A recent opinion piece in FT View highlighted the need for more transparency over the cost of the UK Government’s transition to greener energies amid political pressure to address rising bills.
Britain’s big six energy providers are feeling the heat of Theresa May’s pledge to end the standard variable tariff “rip-off”, and have already started acting to pre-empt anticipated government intervention.
The editorial noted that “energy suppliers resent being blamed for high prices when the government has failed to regularly quantify and explain the impact of its green policies on household bills.”
Market leader Centrica has already removed £600 million in costs from its business since 2015, and yesterday suggested taking the £5 billion a year cost of the transition to clean power out of energy bills, to be instead funded through taxation.
The group chief executive of Centrica, Iain Conn, said this would take £200 a year off the average energy bill and would link it to the consumer’s ability to pay, a fairer approach to pricing.

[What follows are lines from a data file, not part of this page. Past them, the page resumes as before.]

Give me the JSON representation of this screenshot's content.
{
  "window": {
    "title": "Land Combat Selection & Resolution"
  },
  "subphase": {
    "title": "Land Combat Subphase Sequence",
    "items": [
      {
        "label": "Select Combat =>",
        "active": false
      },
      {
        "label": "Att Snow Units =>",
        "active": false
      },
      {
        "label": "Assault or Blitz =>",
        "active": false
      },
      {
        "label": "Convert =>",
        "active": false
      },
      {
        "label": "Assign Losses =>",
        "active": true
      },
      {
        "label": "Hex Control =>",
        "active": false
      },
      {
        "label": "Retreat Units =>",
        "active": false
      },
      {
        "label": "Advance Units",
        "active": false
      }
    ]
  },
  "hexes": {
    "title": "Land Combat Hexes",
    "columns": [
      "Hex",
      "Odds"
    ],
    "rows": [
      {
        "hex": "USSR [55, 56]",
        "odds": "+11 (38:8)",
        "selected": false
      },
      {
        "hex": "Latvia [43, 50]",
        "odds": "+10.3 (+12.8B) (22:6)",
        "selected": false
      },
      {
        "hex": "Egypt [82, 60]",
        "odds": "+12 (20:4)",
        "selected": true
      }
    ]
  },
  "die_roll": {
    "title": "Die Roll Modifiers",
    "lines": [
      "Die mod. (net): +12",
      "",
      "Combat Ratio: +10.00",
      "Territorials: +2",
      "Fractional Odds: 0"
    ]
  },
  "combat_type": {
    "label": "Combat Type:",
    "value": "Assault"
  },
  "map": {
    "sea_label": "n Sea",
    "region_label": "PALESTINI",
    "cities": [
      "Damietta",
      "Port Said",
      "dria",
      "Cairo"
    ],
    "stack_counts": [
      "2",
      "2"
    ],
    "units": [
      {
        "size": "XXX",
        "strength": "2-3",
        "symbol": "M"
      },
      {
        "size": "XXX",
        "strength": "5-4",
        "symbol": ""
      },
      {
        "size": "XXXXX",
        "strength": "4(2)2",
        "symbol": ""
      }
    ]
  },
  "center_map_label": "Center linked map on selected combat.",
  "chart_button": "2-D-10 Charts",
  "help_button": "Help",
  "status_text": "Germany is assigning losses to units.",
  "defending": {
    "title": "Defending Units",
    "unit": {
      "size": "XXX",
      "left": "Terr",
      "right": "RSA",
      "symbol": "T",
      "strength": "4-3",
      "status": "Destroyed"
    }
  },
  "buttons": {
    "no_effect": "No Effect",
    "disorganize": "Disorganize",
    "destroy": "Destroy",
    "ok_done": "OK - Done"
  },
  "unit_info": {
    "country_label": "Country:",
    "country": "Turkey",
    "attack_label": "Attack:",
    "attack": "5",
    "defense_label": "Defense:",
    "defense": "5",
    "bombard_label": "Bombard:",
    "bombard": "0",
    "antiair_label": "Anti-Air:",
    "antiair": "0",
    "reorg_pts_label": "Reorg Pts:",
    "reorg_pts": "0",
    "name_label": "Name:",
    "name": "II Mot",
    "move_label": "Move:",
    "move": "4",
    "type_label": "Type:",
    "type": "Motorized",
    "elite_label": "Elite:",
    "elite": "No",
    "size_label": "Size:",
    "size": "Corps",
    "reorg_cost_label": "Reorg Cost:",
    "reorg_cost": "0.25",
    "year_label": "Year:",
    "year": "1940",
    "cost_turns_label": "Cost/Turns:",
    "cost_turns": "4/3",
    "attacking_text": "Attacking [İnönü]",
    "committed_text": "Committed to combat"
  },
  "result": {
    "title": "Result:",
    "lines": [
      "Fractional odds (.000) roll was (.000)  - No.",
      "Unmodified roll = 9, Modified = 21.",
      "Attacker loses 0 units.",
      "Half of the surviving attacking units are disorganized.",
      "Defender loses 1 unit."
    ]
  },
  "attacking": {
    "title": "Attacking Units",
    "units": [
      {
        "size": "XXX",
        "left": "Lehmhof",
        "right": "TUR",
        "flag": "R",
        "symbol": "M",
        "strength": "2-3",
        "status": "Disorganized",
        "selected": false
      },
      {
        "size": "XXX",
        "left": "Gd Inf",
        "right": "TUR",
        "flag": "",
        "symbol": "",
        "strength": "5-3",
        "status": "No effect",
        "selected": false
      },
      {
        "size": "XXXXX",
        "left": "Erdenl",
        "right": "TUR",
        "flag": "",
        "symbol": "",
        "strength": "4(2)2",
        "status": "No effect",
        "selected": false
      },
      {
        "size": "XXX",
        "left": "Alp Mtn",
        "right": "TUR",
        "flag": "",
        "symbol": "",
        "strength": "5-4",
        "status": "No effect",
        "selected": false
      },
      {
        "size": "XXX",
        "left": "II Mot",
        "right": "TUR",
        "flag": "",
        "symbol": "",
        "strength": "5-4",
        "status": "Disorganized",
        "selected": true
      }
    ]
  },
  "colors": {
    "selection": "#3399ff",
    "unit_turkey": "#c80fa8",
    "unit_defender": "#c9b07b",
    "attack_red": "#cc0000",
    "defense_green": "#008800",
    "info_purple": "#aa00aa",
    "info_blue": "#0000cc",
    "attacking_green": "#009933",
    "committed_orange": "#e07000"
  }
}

A recent report by Dieter Helm found that UK households are paying significantly more for green subsidies than initially forecast and that investment into reducing carbon emissions could have been achieved at a much lower cost.